Sometimes I get tired of needing to persist. To persevere feels too difficult. My life is a pathway with many choices and distractions. Failures. Unexpected events. Decisions. Annoyances. My responses can tend toward negativity, doubt, judgment of others, a critical nature, self-condemnation. The shadowy places along the the trail. I feel like giving up, my mind averted. Too much introspection. I am reminded to look outward, toward the light. Allow the illumination of God's truths to consume me. Walk in the light for this moment.
He is for me. He is the majestic one who has laid the path. Persist in the presence of His light.
I decided that the most subversive, revolutionary thing I could do was to show up for my life and not be ashamed.~Anne Lamott
I rounded the corner and drove up onto the bridge, on my way to work. Clouds, singed pink around the edges, flamed against a gray backdrop. I wanted to pull over and let that sky seep into me. But I couldn't. I had to let nature's brief caress be enough. Like a tender kiss with your beloved that you'd just as soon be extended. But life and duty called more loudly. This week, though, I thought about how these things I love can't get lost in the sea of obligation. It is important to connect to things we love, whatever those things are. It is imperative to let our real selves rise to the surface.
Just this week, a young woman was hired at our worksite. She'll be moving from another state. What struck me in the interview that I liked more than her resume and experiece, was her authenticity, her vulnerability. She said moving to a place near the water was a lifelong desire, and now she had the opportunity. I loved that she was connecting with her truest self. My interaction with this lovely woman, caused me to ask myself if I was consistently aligning with my heart's desires, or had I allowed myself to merely be going through the motions. Maybe that was why the morning sky slayed me, pierced through the pensive, anxious state I allow myself to dwell for long periods of time without a break.
"The roses are Rosa Centifolia: 'hundred petal' roses, or cabbage roses, their frilly, disheveled flowers often bowing under their own weight. The species is prized for its clear, sweet, honeyed scent. If it were a musical instrument, it might be a flute." (from an article in The New Yorker, March 19, 2018, by Lauren Collins describing the roses used for creating the iconic fragrance of Chanel Nº 5).
The subject of scents surfaced for me this week. I thought of the pleasure the sense of smell brings to me. I often take it for granted. The roasted tang and fragrance of coffee in the early morning can give me a boost of encouragement for the day ahead. The warmth and comfort of smelling newly washed towels can center me on an ordinary day. The scent of lemons and rosemary can clear my mind. Burying my nose in the soft fur of a puppy brings delight. Holding a baby, inhaling the essence of newly birthed humanity defines joy.

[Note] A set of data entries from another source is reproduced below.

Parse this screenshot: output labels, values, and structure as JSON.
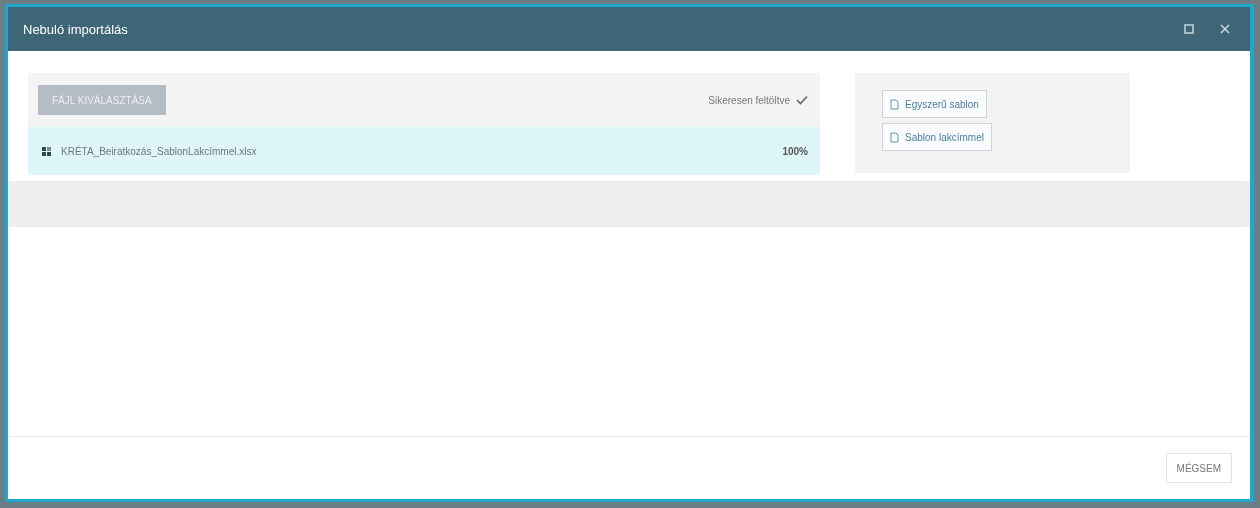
{
  "window": {
    "title": "Nebuló importálás"
  },
  "upload": {
    "choose_button": {
      "label": "FÁJL KIVÁLASZTÁSA",
      "disabled": true
    },
    "status": "Sikeresen feltöltve",
    "file": {
      "name": "KRÉTA_Beiratkozás_SablonLakcímmel.xlsx",
      "progress": "100%",
      "level": 1
    }
  },
  "templates": [
    {
      "label": "Egyszerű sablon"
    },
    {
      "label": "Sablon lakcímmel"
    }
  ],
  "footer": {
    "cancel": "MÉGSEM"
  }
}
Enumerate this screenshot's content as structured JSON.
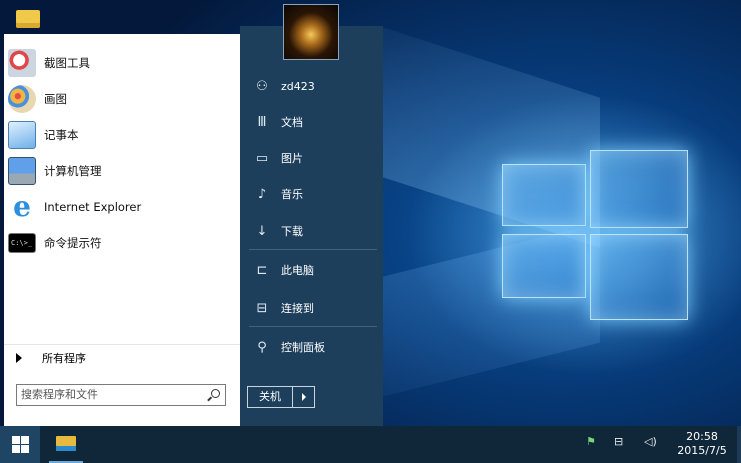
{
  "apps": [
    {
      "label": "截图工具",
      "icon": "snipping-tool-icon",
      "color": "#e04848"
    },
    {
      "label": "画图",
      "icon": "paint-icon",
      "color": "#f0b640"
    },
    {
      "label": "记事本",
      "icon": "notepad-icon",
      "color": "#6fb0e8"
    },
    {
      "label": "计算机管理",
      "icon": "computer-management-icon",
      "color": "#3a78c8"
    },
    {
      "label": "Internet Explorer",
      "icon": "internet-explorer-icon",
      "color": "#2a8fe0"
    },
    {
      "label": "命令提示符",
      "icon": "command-prompt-icon",
      "color": "#000000"
    }
  ],
  "all_programs": "所有程序",
  "search": {
    "placeholder": "搜索程序和文件"
  },
  "places": [
    {
      "label": "zd423",
      "icon": "user-icon"
    },
    {
      "label": "文档",
      "icon": "documents-icon"
    },
    {
      "label": "图片",
      "icon": "pictures-icon"
    },
    {
      "label": "音乐",
      "icon": "music-icon"
    },
    {
      "label": "下载",
      "icon": "downloads-icon"
    },
    {
      "label": "此电脑",
      "icon": "this-pc-icon"
    },
    {
      "label": "连接到",
      "icon": "connect-to-icon"
    },
    {
      "label": "控制面板",
      "icon": "control-panel-icon"
    }
  ],
  "shutdown": {
    "label": "关机"
  },
  "clock": {
    "time": "20:58",
    "date": "2015/7/5"
  },
  "colors": {
    "start_panel": "#1d3f5c",
    "taskbar": "#10273a",
    "accent": "#0c5aa8"
  }
}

Perfume is a reminder too. When I smell the cologne Escape, I immediately think of the love I have for my husband as he wore that scent early in our relationship. Smelling the fragrance acts as a kind of book of remembrance to those early, new days of our love. One brief whiff can stir poignant, rich memories.